Either electric or gas-driven compressors will be provided to boost pressure.

Little Thing #3:
Some things just don’t need abbreviating. Example: B62 for Block 62
When I was reading it, I wasn’t sure if I was reading about an airplane or possibly playing Bingo.

Rule of Thumb:
If it’s a single syllable, don’t abbreviate it.

Well, that takes care of every last idea I had on my list of potential Tip of the Day topics.I sure hope somebody out there in the Peanut Gallery asks me a question or sends me something to edit that makes me hop up on my soapbox to spout off.


Profound Quote of the Day:
“Little things console us because little things afflict us.”
– Blaise Pascal, French philosopher, 1623-1662

Make or Take a Decision?

July 6, 2011

I’ve been seeing more and more people using “take a decision” instead of “make a decision.” I instinctively change “take” to “make” each time, mainly because I’ve heard of decision-making ability, but I’ve never heard of decision-taking ability.

So I opened up my trusty Webster’s dictionary to see what it had to say.

Decision is defined as “a determination arrived at after consideration; a conclusion.”

Q: Would you take a determination, or make a determination?
A: Make.
Q: Would you make a conclusion, or take a conclusion?
A: Make.

Webster defines “take” as “to get into one’s hands or into one’s possession, power or control.” Other definitions include:
•       To bind oneself by – Example: take an oath of office
•       To impose upon oneself – Example: take the trouble to do it right
•       To adopt as one’s own – Example: take a stand on the issue
•       To undertake, make, do or perform – Example: take a walk, take legal action
All of these would fit semantically with “take a decision.” However, of all the hundreds of expressions Webster used in the definition of the word “take,” not one of them was “take a decision.”

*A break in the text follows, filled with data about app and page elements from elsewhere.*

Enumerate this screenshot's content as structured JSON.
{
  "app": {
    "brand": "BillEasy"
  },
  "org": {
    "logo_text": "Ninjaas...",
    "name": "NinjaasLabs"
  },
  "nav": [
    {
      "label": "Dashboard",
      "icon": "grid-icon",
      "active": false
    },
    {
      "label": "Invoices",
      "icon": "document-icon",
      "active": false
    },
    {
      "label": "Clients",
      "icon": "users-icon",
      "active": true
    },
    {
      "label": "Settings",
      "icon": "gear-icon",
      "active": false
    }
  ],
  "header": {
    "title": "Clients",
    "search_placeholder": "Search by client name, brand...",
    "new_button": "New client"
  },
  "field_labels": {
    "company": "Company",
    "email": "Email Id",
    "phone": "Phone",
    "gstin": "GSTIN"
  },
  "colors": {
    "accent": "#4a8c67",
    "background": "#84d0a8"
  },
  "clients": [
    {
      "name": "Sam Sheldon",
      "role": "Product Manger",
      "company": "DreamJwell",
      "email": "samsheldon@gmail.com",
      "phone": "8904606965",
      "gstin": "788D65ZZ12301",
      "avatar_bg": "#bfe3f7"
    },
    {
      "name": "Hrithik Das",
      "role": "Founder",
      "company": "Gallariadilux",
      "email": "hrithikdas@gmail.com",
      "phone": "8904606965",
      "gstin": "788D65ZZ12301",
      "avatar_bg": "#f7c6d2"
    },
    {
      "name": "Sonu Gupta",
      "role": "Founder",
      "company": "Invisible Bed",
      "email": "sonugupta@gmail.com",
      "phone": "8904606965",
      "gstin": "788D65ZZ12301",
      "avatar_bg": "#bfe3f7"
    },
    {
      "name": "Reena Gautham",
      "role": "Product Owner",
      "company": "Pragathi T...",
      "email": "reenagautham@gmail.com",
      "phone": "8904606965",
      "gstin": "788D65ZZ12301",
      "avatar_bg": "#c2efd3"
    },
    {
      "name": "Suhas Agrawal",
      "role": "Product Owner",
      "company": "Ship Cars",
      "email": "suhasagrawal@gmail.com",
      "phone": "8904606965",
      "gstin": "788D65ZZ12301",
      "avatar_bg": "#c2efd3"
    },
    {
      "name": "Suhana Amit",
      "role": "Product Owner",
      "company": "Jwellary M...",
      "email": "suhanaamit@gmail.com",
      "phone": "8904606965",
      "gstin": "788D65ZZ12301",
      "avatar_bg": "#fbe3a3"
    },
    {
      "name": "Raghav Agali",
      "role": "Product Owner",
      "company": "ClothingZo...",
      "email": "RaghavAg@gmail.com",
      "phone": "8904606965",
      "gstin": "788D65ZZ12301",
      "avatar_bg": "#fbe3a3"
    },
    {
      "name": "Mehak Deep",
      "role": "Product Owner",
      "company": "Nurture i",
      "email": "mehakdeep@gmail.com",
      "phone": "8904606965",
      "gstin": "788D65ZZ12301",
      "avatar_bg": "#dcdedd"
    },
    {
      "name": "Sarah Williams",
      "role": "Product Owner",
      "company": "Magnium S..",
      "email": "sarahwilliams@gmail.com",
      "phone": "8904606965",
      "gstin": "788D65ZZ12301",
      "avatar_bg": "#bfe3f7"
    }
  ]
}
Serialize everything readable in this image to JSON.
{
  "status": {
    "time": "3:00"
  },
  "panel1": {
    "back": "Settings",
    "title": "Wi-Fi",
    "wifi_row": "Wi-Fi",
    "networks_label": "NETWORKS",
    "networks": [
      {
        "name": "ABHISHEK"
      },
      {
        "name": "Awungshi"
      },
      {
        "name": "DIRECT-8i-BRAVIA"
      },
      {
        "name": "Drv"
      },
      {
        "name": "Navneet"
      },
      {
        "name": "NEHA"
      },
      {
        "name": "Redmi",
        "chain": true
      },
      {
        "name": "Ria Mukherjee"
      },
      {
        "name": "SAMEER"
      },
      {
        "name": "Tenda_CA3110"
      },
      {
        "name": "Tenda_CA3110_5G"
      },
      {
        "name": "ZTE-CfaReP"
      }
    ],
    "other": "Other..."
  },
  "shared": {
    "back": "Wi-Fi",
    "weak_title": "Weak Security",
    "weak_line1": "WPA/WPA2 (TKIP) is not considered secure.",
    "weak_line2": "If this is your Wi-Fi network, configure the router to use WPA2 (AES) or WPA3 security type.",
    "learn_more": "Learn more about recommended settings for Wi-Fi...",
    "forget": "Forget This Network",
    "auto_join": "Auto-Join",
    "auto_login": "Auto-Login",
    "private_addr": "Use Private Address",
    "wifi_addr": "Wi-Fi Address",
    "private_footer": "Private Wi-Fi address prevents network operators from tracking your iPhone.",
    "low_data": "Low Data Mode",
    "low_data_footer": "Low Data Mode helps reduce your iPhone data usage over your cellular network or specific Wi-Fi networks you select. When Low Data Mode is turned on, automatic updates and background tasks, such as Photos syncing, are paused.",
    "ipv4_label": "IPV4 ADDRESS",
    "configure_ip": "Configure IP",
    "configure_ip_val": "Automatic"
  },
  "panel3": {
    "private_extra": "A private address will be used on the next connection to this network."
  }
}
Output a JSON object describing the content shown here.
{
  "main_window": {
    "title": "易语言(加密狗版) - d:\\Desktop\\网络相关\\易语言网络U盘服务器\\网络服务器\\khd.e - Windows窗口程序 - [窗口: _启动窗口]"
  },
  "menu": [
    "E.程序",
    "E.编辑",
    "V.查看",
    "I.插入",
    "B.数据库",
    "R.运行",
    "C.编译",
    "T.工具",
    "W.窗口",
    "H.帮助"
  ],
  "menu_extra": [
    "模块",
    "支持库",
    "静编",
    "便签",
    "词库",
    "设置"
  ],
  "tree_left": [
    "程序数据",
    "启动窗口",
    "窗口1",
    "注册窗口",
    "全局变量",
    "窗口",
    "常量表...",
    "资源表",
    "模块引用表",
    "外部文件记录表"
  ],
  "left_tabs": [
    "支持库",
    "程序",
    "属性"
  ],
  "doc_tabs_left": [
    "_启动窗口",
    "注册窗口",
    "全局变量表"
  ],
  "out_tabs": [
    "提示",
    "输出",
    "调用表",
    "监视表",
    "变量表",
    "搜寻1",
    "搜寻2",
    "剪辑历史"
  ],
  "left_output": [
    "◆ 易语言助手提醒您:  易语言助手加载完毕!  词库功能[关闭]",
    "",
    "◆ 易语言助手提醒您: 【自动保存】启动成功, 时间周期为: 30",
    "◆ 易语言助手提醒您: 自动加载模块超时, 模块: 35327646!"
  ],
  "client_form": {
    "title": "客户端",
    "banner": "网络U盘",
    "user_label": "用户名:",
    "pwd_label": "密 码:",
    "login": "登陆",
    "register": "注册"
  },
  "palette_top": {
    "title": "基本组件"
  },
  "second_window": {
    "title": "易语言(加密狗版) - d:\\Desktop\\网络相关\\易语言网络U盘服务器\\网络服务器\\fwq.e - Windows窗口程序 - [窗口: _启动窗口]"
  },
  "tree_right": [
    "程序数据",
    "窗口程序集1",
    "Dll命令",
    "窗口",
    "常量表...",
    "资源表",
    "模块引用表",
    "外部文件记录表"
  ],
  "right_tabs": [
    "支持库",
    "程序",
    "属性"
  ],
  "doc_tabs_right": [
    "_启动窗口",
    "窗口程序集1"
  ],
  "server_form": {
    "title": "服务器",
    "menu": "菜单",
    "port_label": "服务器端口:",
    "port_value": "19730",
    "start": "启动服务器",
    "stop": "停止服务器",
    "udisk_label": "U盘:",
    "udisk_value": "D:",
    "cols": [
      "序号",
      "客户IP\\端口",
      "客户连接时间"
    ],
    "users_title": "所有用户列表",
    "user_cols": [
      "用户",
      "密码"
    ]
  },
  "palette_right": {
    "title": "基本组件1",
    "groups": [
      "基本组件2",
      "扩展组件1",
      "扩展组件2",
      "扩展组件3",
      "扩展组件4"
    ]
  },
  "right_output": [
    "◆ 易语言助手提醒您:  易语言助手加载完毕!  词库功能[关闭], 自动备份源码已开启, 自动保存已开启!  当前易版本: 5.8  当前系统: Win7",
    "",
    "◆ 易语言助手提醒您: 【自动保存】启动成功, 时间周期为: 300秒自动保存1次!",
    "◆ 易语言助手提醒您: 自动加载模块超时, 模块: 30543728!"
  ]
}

“Make,” on the other hand, was defined as “to cause to happen, exist, or occur.” Other
definitions that seemed to fit with the word “decision” include:
•       To frame or formulate in the mind – Example: to make plans
•       To enact or establish – Example: to make laws
Webster did not include “make a decision” in the many expressions listed here, either.

So, I contacted one of the FOJs (Friends of Jeanne), Dr. Errol Wirasinghe, who just so happened to write the book on the subject: “The Art of Making Decisions.”

His take on the subject (pun intended) was:
You “make a decision” and then you “take action” when you implement that decision.
One can “make a decision” and never have any action if one does not implement that decision.

Errol said he spent 11 years in the UK, where they often “take decisions,” though
notalways. (I’m sure that was a double entendre.) He added that in Spanish the expression is “tomar decisiones,” which literally means “to take decisions.”

Therefore, I have decided that we’ll be “making” decisions from now on – preferably good ones!

Profound Quote of the Day:
High office teaches decision making, not substance. It consumes intellectual capital; it does not create it. Most high officials leave office with the perceptions and insights with which they entered; they learn how to make decisions but not what decisions to make.
– Henry A. Kissinger, former US Secretary of State